:: The records ::

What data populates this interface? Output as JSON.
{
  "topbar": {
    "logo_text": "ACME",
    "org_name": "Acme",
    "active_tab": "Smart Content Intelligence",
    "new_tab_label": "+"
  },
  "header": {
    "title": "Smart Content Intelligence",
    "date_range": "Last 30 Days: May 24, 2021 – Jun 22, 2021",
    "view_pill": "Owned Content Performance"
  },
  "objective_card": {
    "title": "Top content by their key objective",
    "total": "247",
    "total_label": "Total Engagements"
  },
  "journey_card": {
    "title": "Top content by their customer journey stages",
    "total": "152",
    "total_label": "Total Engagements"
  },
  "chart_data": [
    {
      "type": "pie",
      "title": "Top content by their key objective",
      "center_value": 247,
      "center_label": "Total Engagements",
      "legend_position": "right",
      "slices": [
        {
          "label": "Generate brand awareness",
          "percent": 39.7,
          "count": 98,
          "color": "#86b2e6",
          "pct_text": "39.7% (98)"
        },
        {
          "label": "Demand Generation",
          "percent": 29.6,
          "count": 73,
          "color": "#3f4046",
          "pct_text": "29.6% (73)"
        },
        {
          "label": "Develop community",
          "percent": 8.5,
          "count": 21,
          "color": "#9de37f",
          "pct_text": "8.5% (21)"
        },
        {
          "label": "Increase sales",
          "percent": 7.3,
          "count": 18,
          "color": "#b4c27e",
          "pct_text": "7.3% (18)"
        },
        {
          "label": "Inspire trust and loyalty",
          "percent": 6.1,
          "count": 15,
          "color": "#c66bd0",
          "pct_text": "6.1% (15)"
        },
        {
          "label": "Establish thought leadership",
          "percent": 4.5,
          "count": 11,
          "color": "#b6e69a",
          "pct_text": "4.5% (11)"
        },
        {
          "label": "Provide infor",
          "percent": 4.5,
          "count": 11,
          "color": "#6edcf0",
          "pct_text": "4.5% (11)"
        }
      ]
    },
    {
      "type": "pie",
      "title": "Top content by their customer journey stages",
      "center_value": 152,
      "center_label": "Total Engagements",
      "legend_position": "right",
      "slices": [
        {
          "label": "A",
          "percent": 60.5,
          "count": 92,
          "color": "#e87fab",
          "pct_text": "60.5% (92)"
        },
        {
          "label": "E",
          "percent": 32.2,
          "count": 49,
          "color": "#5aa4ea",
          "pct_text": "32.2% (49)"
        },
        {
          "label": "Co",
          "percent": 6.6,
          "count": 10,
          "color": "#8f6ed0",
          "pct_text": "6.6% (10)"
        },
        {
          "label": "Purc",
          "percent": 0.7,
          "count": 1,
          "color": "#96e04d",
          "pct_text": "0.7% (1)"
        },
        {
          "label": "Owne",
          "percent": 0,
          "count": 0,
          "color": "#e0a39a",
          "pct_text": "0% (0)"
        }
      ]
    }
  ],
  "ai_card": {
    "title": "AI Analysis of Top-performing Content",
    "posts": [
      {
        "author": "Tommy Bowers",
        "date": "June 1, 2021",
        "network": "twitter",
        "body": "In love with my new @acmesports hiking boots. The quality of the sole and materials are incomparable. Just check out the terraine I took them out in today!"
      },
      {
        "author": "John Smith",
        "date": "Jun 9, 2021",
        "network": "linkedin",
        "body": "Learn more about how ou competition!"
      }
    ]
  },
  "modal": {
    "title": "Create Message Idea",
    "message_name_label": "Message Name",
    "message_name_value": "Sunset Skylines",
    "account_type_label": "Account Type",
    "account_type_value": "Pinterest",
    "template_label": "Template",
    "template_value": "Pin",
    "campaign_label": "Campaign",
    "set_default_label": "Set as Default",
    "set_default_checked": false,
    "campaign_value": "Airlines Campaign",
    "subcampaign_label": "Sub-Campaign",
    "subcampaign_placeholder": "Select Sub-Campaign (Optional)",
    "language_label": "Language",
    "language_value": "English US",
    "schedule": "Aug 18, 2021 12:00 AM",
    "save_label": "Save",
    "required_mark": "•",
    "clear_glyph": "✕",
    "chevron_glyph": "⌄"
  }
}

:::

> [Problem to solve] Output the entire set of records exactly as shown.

> [Written response]
What data populates this interface? Output as JSON.
{
  "topbar": {
    "logo_text": "ACME",
    "org_name": "Acme",
    "active_tab": "Smart Content Intelligence",
    "new_tab_label": "+"
  },
  "header": {
    "title": "Smart Content Intelligence",
    "date_range": "Last 30 Days: May 24, 2021 – Jun 22, 2021",
    "view_pill": "Owned Content Performance"
  },
  "objective_card": {
    "title": "Top content by their key objective",
    "total": "247",
    "total_label": "Total Engagements"
  },
  "journey_card": {
    "title": "Top content by their customer journey stages",
    "total": "152",
    "total_label": "Total Engagements"
  },
  "chart_data": [
    {
      "type": "pie",
      "title": "Top content by their key objective",
      "center_value": 247,
      "center_label": "Total Engagements",
      "legend_position": "right",
      "slices": [
        {
          "label": "Generate brand awareness",
          "percent": 39.7,
          "count": 98,
          "color": "#86b2e6",
          "pct_text": "39.7% (98)"
        },
        {
          "label": "Demand Generation",
          "percent": 29.6,
          "count": 73,
          "color": "#3f4046",
          "pct_text": "29.6% (73)"
        },
        {
          "label": "Develop community",
          "percent": 8.5,
          "count": 21,
          "color": "#9de37f",
          "pct_text": "8.5% (21)"
        },
        {
          "label": "Increase sales",
          "percent": 7.3,
          "count": 18,
          "color": "#b4c27e",
          "pct_text": "7.3% (18)"
        },
        {
          "label": "Inspire trust and loyalty",
          "percent": 6.1,
          "count": 15,
          "color": "#c66bd0",
          "pct_text": "6.1% (15)"
        },
        {
          "label": "Establish thought leadership",
          "percent": 4.5,
          "count": 11,
          "color": "#b6e69a",
          "pct_text": "4.5% (11)"
        },
        {
          "label": "Provide infor",
          "percent": 4.5,
          "count": 11,
          "color": "#6edcf0",
          "pct_text": "4.5% (11)"
        }
      ]
    },
    {
      "type": "pie",
      "title": "Top content by their customer journey stages",
      "center_value": 152,
      "center_label": "Total Engagements",
      "legend_position": "right",
      "slices": [
        {
          "label": "A",
          "percent": 60.5,
          "count": 92,
          "color": "#e87fab",
          "pct_text": "60.5% (92)"
        },
        {
          "label": "E",
          "percent": 32.2,
          "count": 49,
          "color": "#5aa4ea",
          "pct_text": "32.2% (49)"
        },
        {
          "label": "Co",
          "percent": 6.6,
          "count": 10,
          "color": "#8f6ed0",
          "pct_text": "6.6% (10)"
        },
        {
          "label": "Purc",
          "percent": 0.7,
          "count": 1,
          "color": "#96e04d",
          "pct_text": "0.7% (1)"
        },
        {
          "label": "Owne",
          "percent": 0,
          "count": 0,
          "color": "#e0a39a",
          "pct_text": "0% (0)"
        }
      ]
    }
  ],
  "ai_card": {
    "title": "AI Analysis of Top-performing Content",
    "posts": [
      {
        "author": "Tommy Bowers",
        "date": "June 1, 2021",
        "network": "twitter",
        "body": "In love with my new @acmesports hiking boots. The quality of the sole and materials are incomparable. Just check out the terraine I took them out in today!"
      },
      {
        "author": "John Smith",
        "date": "Jun 9, 2021",
        "network": "linkedin",
        "body": "Learn more about how ou competition!"
      }
    ]
  },
  "modal": {
    "title": "Create Message Idea",
    "message_name_label": "Message Name",
    "message_name_value": "Sunset Skylines",
    "account_type_label": "Account Type",
    "account_type_value": "Pinterest",
    "template_label": "Template",
    "template_value": "Pin",
    "campaign_label": "Campaign",
    "set_default_label": "Set as Default",
    "set_default_checked": false,
    "campaign_value": "Airlines Campaign",
    "subcampaign_label": "Sub-Campaign",
    "subcampaign_placeholder": "Select Sub-Campaign (Optional)",
    "language_label": "Language",
    "language_value": "English US",
    "schedule": "Aug 18, 2021 12:00 AM",
    "save_label": "Save",
    "required_mark": "•",
    "clear_glyph": "✕",
    "chevron_glyph": "⌄"
  }
}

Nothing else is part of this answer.